Face it, as reporters we are still on the low end of priorities when it comes to video.
Yes, it's now a requirement for us to know how to shoot, capture and edit video stories in a multimedia world. But try arm-wrestling for equipment, and you're going to lose to the real photographers in the newsroom, whose jobs are increasingly dependent on video expertise. And they should.
I'm not one to sweat the small stuff. Online video is still an open adventure, and to be truthful, most web surfers would rather watch "On A Boat" (33.8 million views and counting) than any serious piece of news you're going to produce (200 views and hoping for more).
So I'm using the old camera no one else wants, and I'm okay with it. But it's funny, when I started asking for feedback from people I know and respect, everyone complimented the production values of the new courts vlog.
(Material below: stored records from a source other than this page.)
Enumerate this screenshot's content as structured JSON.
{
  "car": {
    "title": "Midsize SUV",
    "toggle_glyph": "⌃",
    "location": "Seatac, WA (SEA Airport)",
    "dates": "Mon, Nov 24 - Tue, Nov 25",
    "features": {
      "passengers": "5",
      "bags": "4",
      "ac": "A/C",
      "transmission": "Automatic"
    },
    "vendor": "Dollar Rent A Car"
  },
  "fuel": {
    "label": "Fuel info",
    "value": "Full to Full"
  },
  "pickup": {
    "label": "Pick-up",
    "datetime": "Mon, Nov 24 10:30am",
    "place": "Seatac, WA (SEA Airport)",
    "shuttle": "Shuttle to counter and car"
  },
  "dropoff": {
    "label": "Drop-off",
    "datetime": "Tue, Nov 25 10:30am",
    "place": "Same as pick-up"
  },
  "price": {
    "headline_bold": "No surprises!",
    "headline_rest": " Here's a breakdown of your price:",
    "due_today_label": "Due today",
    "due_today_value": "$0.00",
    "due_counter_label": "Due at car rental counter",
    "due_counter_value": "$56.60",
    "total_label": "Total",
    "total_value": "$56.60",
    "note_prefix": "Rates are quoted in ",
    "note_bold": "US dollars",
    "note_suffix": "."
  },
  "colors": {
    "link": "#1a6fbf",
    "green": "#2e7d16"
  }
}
My main mentor, Stacey Jenkins, who taught us video two years ago, said I've got my lighting right. One of our most prolific videographers, Jaime Oppenheimer, said it was "awesome."
That's the beauty of this DV camera: you have control over the settings, so I can adjust exposure to the low-light situations that sometime plague the courtroom. No matter what the price, try to get one where you can switch to manual in a pinch. Also important is a jack for an external microphone. If you've got those, you can really do some good work.
What is most important for reporters shooting video, is capturing decent audio. And let me just say, the audio on your beat is better than mine. Courtroom acoustics tend to really suck. Even the television guys, who've been doing this for years, complain about courtroom audio.
I'm still working on perfecting the audio, but for the meantime, I've got a wireless mic set on loan from the photo department. It was one they're not using. Scored on that. Another tip, show an interest and work hard, and you'll have friends who will help you out, such as pointing out the good equipment that no one else is using (thank you, Jaime)
I'm still also carrying the $10.99 Nady microphone I bought two years ago. It still works great for interviews. I also pack an Azden shotgun mic I found collecting dust in a closet, which can pick up sound from across the room. My next experiment will be to use both the shotgun and the wireless to collect even better audio from court hearings.
I'm hoping not using this camera forever. We're holding out hope for some more higher resolution video cameras for reporters in the next budget. In the meantime, I'm using what I have. And I'm not complaining.
I'm finding it matters less about being a gear head and more about what you're collecting with the equipment you have. I mean, in the old days, I don't remember ever hearing good reporters complain about what kind of pen they had.
What are you using to shoot video for your stories?